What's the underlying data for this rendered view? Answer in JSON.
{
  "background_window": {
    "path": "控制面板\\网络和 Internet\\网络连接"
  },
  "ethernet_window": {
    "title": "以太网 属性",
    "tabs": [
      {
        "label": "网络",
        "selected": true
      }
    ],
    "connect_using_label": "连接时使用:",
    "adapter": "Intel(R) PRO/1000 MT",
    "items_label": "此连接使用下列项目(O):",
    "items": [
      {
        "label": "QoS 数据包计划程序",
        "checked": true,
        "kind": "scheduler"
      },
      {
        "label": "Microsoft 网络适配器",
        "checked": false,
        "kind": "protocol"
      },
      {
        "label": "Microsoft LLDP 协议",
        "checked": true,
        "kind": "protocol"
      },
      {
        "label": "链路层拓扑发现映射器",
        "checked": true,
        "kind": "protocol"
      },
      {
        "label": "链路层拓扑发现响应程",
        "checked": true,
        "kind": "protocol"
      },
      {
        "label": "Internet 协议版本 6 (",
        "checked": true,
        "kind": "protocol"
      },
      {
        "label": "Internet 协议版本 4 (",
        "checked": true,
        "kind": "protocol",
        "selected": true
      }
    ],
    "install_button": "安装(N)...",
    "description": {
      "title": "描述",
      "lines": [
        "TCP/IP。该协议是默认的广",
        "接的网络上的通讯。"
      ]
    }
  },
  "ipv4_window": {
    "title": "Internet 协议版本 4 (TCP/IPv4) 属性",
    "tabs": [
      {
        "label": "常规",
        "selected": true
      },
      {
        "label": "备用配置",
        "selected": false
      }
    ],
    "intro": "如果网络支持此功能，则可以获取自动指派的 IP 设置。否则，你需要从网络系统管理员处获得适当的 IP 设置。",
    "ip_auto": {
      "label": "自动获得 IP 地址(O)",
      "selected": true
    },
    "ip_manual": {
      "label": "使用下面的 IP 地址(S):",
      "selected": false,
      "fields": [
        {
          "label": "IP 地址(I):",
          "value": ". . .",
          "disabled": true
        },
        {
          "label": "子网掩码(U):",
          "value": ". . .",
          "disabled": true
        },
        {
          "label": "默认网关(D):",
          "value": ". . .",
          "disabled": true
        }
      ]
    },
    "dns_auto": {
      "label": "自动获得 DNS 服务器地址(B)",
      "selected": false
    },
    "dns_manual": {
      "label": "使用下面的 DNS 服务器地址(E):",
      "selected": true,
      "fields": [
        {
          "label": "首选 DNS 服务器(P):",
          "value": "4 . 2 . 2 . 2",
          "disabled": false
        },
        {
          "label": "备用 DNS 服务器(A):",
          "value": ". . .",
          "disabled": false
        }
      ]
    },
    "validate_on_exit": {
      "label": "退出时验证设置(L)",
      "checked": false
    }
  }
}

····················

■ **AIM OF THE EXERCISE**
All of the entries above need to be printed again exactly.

■ **WRITTEN SOLUTION**
What's the underlying data for this rendered view? Answer in JSON.
{
  "background_window": {
    "path": "控制面板\\网络和 Internet\\网络连接"
  },
  "ethernet_window": {
    "title": "以太网 属性",
    "tabs": [
      {
        "label": "网络",
        "selected": true
      }
    ],
    "connect_using_label": "连接时使用:",
    "adapter": "Intel(R) PRO/1000 MT",
    "items_label": "此连接使用下列项目(O):",
    "items": [
      {
        "label": "QoS 数据包计划程序",
        "checked": true,
        "kind": "scheduler"
      },
      {
        "label": "Microsoft 网络适配器",
        "checked": false,
        "kind": "protocol"
      },
      {
        "label": "Microsoft LLDP 协议",
        "checked": true,
        "kind": "protocol"
      },
      {
        "label": "链路层拓扑发现映射器",
        "checked": true,
        "kind": "protocol"
      },
      {
        "label": "链路层拓扑发现响应程",
        "checked": true,
        "kind": "protocol"
      },
      {
        "label": "Internet 协议版本 6 (",
        "checked": true,
        "kind": "protocol"
      },
      {
        "label": "Internet 协议版本 4 (",
        "checked": true,
        "kind": "protocol",
        "selected": true
      }
    ],
    "install_button": "安装(N)...",
    "description": {
      "title": "描述",
      "lines": [
        "TCP/IP。该协议是默认的广",
        "接的网络上的通讯。"
      ]
    }
  },
  "ipv4_window": {
    "title": "Internet 协议版本 4 (TCP/IPv4) 属性",
    "tabs": [
      {
        "label": "常规",
        "selected": true
      },
      {
        "label": "备用配置",
        "selected": false
      }
    ],
    "intro": "如果网络支持此功能，则可以获取自动指派的 IP 设置。否则，你需要从网络系统管理员处获得适当的 IP 设置。",
    "ip_auto": {
      "label": "自动获得 IP 地址(O)",
      "selected": true
    },
    "ip_manual": {
      "label": "使用下面的 IP 地址(S):",
      "selected": false,
      "fields": [
        {
          "label": "IP 地址(I):",
          "value": ". . .",
          "disabled": true
        },
        {
          "label": "子网掩码(U):",
          "value": ". . .",
          "disabled": true
        },
        {
          "label": "默认网关(D):",
          "value": ". . .",
          "disabled": true
        }
      ]
    },
    "dns_auto": {
      "label": "自动获得 DNS 服务器地址(B)",
      "selected": false
    },
    "dns_manual": {
      "label": "使用下面的 DNS 服务器地址(E):",
      "selected": true,
      "fields": [
        {
          "label": "首选 DNS 服务器(P):",
          "value": "4 . 2 . 2 . 2",
          "disabled": false
        },
        {
          "label": "备用 DNS 服务器(A):",
          "value": ". . .",
          "disabled": false
        }
      ]
    },
    "validate_on_exit": {
      "label": "退出时验证设置(L)",
      "checked": false
    }
  }
}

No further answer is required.